Over the past two decades, the use of electricity has grown faster than any other type of fuel consumption. Between 1990 and 2007, electricity use increased by 68 percent, nearly three times the growth in oil consumption over that time period. The International Energy Agency projects that global demand for electricity will soar by 80 percent by 2035.
How can we be confident that that the U.S. will continue to have the electricity we need at prices we can afford? Which fuel sources for electricity generation—coal, natural gas, nuclear, wind or solar—will be most important? Which policies will best encourage their development?
|WELCOMING REMARKS AND INTRODUCTION:
Robert Bryce, Senior Fellow, Center for Energy Policy and the Environment
|PANEL ONE: COAL V. NATURAL GAS V. NUCLEAR: WHO WILL WIN AND WHY?
Joseph W. Craft, President & CEO, Alliance Resource Partners LP
John M. Murphy, Senior Research Analyst, Fidelity Investments
John Harpole, President, Mercator Energy
|PANEL TWO: ENCOURAGING THE FUELS OF THE FUTURE
Charles Ferguson, President, Federation of American Scientists
William Horak, Chair of the Department of Nuclear Science & Technology at Brookhaven National Laboratory
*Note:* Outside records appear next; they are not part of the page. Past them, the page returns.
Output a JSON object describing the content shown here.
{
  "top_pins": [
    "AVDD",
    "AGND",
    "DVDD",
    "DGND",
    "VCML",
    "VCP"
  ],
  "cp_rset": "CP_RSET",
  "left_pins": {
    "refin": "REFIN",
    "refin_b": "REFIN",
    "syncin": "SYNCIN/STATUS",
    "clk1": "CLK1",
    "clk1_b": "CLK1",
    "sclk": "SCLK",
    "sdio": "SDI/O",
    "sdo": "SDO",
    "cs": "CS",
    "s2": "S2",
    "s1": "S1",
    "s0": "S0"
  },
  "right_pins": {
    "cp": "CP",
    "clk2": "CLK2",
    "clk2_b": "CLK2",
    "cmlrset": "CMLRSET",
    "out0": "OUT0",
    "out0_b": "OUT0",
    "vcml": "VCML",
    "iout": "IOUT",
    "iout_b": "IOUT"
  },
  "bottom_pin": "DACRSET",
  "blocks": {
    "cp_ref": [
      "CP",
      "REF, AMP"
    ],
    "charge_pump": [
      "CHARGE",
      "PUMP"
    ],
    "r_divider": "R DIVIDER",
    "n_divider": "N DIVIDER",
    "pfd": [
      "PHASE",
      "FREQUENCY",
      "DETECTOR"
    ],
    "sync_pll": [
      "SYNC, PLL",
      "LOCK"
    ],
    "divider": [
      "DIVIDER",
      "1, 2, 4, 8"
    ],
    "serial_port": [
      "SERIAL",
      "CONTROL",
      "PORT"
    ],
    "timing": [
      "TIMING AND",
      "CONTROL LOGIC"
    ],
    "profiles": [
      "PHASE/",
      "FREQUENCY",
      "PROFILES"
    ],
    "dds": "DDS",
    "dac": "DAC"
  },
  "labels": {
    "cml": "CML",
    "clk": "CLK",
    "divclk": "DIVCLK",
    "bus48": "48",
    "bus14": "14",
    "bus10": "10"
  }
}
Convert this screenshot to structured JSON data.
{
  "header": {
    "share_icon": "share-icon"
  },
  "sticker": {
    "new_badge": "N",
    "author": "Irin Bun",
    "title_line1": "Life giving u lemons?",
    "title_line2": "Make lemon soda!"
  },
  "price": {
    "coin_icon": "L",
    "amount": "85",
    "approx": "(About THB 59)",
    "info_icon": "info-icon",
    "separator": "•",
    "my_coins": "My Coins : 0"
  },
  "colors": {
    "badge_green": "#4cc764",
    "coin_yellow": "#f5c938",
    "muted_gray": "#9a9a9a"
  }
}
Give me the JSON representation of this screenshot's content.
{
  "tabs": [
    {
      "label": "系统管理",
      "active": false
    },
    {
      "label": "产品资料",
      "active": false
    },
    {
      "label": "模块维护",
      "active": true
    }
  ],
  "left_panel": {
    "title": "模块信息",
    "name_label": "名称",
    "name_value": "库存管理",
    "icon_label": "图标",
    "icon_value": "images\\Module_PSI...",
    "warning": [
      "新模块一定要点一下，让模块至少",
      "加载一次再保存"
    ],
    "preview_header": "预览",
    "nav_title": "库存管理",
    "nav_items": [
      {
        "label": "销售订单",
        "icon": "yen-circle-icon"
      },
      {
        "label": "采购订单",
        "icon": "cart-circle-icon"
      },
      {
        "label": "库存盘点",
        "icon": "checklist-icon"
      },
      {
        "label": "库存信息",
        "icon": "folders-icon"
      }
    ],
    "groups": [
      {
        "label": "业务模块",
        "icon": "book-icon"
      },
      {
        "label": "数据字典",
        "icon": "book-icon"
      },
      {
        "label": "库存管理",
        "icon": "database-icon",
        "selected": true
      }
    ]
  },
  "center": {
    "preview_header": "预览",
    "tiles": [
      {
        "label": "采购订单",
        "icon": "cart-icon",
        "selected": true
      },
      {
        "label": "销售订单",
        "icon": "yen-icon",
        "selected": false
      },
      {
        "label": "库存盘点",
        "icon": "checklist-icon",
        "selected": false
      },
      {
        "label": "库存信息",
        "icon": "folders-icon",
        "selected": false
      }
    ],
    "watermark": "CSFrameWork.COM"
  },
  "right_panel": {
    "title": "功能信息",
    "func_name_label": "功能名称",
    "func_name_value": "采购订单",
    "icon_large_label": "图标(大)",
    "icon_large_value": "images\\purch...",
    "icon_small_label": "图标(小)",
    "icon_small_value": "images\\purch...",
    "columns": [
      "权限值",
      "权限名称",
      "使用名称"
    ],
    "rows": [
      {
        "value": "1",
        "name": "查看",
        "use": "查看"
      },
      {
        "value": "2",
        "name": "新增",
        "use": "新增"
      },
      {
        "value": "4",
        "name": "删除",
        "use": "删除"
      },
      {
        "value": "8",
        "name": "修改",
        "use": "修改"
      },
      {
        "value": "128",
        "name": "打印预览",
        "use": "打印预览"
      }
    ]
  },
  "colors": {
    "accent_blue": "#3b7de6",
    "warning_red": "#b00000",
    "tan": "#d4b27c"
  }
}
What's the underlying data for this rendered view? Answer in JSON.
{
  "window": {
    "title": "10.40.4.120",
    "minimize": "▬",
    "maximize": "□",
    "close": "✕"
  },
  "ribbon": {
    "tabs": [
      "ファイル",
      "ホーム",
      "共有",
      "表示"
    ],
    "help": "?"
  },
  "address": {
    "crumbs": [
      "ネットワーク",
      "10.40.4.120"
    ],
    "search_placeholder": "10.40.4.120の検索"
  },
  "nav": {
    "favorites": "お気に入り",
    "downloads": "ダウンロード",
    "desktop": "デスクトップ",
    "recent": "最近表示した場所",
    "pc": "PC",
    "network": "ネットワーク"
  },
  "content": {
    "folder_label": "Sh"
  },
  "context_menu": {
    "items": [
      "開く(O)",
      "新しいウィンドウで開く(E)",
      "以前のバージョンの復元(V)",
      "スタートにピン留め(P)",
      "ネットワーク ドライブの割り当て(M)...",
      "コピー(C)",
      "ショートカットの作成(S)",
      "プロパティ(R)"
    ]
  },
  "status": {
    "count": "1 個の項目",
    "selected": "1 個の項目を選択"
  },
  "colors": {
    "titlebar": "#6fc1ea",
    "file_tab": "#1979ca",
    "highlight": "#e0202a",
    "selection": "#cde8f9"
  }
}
Gary Krellenstein, Managing Director, JPMorgan
Porter Bennett, CEO, Bentek Energy